Wars form a central component in "X-Men: Days of Future Past". Yet this latest entry into the X-Men franchise isn't a "war movie" per se. Rather, it's a story about finding peace before the slippery slope of violence takes hold. This resolute sense of morality is just one of the impressive factors at play in this film, which is my latest choice for "Movie of the Week".
The film begins with a prologue, as we get a glimpse at the future. As we find out through Professor X's (Patrick Stewart) narration, a holocaust of sorts has been unleashed on mutants around the world. We see piles of dead bodies, inclusive of mutants and human sympathizers alike. It's all a result of a decision made decades prior, when humans decided to develop robots called Sentinels, which absorb mutant powers in order to exterminate them. In a last-ditch effort to save the mutants from extinction, Professor X devises a plan to send Logan/Wolverine (Hugh Jackman) back in time to change the course of history.
The time travel takes Logan to 1973, during the final days of another losing war - Vietnam. The conflict has taken its toll on humans and mutants alike, with Professor X's Institute for Gifted Youngsters deserted by the large numbers of drafted mutants who perished. The young Charles Xavier is left a broken man, internalizing all the suffering of his fellow mutants, in addition to harboring resentment towards his best friends (Raven Darkholme/Mystique and Erik Lehnsherr/Magneto) who abandoned him. In comes Wolverine to save the day then, hoping to convince this trio (Professor X, Mystique and Magneto) to work together and prevent the events that lead to Mystique's shape-shifting powers being stolen to create the Sentinels.
By setting the plot within the context of the fictional Sentinel war and the controversial Vietnam war, "X-Men: Days of Future Past", immediately shows its intent to reach for grander themes. Just like the future humans (many of whom were persecuted for aiding the mutants) are no better off with the Sentinels, so too did the Vietnam War turn out to be a pointless waste of American lives. The script then links the two, positing the Sentinel program as its own desperate attempt to reinvigorate the human race. As we flash forward to the dystopian future though, the film sends a clear message of the futility of war, forming the foundation for this unexpectedly deep plot.
As it turns out, this is the rare superhero film that gives equal weight to the drama and action. In fact, it may even place more emphasis on its dramatic elements.
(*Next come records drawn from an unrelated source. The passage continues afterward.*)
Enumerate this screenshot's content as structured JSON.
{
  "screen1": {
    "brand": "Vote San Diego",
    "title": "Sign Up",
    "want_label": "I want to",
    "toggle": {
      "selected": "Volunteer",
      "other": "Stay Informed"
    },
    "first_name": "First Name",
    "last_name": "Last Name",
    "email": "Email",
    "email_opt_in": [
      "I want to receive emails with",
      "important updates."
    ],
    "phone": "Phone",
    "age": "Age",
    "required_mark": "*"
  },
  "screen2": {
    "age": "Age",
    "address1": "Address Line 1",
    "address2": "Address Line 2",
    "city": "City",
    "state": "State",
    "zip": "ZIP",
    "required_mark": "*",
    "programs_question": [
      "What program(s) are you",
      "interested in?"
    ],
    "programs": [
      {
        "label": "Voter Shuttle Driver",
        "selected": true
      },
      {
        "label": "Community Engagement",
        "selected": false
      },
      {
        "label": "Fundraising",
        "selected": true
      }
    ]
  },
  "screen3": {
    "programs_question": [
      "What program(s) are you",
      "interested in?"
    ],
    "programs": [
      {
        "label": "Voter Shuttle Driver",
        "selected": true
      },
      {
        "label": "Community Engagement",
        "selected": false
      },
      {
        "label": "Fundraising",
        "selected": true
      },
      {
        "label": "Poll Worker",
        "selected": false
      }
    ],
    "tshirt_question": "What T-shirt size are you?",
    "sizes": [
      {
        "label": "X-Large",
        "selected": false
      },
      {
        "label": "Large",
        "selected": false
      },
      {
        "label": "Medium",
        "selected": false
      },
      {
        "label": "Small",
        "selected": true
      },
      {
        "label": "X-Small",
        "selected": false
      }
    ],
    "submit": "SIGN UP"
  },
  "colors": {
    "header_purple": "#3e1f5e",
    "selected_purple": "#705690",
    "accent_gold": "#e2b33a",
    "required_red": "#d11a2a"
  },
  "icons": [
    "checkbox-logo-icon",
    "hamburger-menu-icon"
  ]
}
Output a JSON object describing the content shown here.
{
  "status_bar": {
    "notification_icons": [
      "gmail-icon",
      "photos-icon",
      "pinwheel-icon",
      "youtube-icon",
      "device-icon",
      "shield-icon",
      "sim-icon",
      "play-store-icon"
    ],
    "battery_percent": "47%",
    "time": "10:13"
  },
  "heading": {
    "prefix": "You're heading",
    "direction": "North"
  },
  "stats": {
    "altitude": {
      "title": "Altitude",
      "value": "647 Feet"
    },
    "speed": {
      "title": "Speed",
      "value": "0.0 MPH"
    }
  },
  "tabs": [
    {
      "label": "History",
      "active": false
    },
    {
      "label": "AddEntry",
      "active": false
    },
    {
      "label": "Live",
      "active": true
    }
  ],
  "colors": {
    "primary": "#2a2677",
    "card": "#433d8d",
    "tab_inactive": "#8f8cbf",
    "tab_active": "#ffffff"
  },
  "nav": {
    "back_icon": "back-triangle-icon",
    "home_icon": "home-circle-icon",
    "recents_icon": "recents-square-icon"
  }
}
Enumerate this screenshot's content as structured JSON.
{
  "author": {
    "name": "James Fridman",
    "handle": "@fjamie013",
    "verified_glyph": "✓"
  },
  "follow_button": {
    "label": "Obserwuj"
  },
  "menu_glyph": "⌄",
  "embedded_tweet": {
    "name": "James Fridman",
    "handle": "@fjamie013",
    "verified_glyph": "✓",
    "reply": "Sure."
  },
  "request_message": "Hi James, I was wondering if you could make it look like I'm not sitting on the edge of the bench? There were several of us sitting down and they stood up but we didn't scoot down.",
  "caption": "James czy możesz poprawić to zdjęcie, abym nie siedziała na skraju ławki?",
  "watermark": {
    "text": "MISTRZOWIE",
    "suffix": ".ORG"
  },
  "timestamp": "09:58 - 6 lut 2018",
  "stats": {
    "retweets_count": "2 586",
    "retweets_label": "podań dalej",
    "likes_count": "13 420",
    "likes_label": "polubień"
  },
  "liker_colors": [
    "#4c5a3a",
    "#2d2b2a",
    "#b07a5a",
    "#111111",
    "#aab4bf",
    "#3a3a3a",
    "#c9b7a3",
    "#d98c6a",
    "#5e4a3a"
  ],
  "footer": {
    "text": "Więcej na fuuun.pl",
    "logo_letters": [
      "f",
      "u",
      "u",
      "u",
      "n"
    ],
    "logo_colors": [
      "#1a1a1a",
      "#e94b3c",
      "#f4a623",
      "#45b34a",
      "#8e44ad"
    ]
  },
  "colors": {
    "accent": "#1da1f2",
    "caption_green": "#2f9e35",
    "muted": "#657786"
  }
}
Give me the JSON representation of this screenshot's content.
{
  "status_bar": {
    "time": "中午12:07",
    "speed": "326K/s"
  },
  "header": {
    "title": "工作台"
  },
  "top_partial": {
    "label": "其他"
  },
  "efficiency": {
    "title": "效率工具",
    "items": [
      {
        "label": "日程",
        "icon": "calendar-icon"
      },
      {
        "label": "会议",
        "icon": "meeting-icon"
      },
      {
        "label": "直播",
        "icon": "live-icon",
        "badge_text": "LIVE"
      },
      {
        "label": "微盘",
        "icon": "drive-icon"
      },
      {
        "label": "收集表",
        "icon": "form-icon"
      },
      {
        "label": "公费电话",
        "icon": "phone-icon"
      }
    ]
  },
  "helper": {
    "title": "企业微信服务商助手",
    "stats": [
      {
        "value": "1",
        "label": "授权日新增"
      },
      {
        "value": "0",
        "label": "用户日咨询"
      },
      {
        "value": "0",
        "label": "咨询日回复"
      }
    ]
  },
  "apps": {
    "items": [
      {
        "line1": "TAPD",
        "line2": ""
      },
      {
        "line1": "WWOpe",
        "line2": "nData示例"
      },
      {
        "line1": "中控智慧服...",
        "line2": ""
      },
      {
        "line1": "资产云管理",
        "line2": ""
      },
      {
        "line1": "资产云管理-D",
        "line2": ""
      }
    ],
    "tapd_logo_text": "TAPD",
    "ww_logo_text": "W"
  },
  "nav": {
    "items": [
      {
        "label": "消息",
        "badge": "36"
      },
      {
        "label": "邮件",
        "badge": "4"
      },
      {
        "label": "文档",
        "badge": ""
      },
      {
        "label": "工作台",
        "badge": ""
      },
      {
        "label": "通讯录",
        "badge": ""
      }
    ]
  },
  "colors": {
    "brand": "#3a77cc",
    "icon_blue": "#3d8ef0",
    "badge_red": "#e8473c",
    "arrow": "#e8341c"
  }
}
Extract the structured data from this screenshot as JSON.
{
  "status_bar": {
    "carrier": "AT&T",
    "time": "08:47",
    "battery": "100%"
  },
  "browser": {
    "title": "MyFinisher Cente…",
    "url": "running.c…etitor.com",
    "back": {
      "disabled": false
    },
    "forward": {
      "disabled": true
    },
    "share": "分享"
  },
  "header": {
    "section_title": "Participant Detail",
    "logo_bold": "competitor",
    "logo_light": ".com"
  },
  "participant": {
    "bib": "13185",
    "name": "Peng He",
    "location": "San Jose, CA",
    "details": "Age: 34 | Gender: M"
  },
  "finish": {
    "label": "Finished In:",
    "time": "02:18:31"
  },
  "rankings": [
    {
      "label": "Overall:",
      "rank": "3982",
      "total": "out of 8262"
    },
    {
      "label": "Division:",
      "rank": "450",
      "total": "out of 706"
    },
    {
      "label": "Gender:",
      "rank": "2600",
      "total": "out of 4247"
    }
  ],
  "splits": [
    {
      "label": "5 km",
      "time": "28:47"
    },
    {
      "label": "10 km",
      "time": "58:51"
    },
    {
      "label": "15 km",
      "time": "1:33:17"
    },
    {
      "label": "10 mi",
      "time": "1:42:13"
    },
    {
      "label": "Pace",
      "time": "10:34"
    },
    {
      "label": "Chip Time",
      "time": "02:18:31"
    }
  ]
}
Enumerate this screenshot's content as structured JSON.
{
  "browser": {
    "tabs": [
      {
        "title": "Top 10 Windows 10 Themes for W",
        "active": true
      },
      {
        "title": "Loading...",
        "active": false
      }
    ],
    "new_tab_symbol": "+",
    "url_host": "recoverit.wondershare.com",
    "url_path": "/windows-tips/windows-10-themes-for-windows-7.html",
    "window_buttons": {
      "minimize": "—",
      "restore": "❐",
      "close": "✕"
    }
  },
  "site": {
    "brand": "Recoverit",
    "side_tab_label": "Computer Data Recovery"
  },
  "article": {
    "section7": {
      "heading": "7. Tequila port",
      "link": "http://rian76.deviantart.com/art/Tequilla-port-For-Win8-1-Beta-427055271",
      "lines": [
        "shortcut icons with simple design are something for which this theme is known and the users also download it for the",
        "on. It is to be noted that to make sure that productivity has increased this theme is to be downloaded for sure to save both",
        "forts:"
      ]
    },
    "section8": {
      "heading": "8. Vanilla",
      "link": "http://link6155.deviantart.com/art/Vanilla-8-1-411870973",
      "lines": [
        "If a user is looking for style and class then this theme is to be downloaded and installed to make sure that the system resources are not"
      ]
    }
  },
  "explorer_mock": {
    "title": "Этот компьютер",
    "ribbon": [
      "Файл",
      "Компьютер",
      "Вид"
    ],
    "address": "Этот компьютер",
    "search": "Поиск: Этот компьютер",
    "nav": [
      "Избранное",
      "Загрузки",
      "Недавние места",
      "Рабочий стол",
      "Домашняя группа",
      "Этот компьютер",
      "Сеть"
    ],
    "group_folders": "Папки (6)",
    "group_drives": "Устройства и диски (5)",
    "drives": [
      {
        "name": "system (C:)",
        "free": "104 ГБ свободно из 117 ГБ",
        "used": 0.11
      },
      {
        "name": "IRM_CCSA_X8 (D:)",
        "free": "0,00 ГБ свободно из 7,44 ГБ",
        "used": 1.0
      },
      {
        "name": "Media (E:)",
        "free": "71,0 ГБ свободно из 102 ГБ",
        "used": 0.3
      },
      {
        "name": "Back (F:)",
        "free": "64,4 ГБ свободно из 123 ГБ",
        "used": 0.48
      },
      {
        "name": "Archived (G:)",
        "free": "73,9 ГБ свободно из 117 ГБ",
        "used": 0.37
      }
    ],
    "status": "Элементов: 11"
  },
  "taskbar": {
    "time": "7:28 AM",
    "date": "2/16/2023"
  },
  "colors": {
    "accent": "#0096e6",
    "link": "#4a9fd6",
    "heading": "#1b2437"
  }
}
Unlike the much-maligned "Man of Steel" for example, it strongly considers the consequences of aggression. It addresses the moral issues surrounding friendship, forgiveness and revenge through the relatably human interactions between its mutant characters. Indeed, Logan's mission is mainly one of persuasion, as he urges Magneto, Professor X and especially Mystique to foster peace with the humans, even under attack by Bolivar Trask (the scientist behind the Sentinel program). As such, it allows the film's phenomenal cast to shine, portraying their superhuman characters with unusual vulnerability. Of particular note is James McAvoy, giving a tremendously moving portrayal of a lost man who must find his way again.
This attention to character feeds the action-based thrills too. Specifically, the film wisely acknowledges its extensive cinematic history and trusts that the audience has a pre-existing attachment to the characters. Each setpiece is crafted with a nod to the fans, highlighting the cool powers and distinct personalities of each of the X-Men. The iconography also pays dividends in the heavy tone of the dark future-set scenes, lending genuine gravitas to the idea of mutants in peril. A common criticism of superhero movies is the lack of a true sense of danger and consequences for the protagonists. Well, I can honestly say that in this instance I truly feared for the characters. What's even more impressive is that these emotions were garnered without a bombastic score to force my feelings. It's all due to the film's uniquely character-based design (even the visuals and sound effects aren't showy). The film is therefore unlikely to get any Oscar attention for its technical elements, but that's perfectly fine. It's got the real essentials of a good movie(acting, script, directing), not just superficial blockbuster glitz.
In the end, "X-Men: Days of Future Past" impresses for the ways that it constantly subverts expectations. Instead of building to a triumphant epic showdown, it reaches for a more meaningful, desperate tale of survival. If this is a hint towards an evolution towards more thematically-rich stories in this fantasy-based superhero subgenre (i.e. excluding the inherently "grounded" Dark Knight trilogy), then maybe we can tolerate the endless influx of these movies a little longer.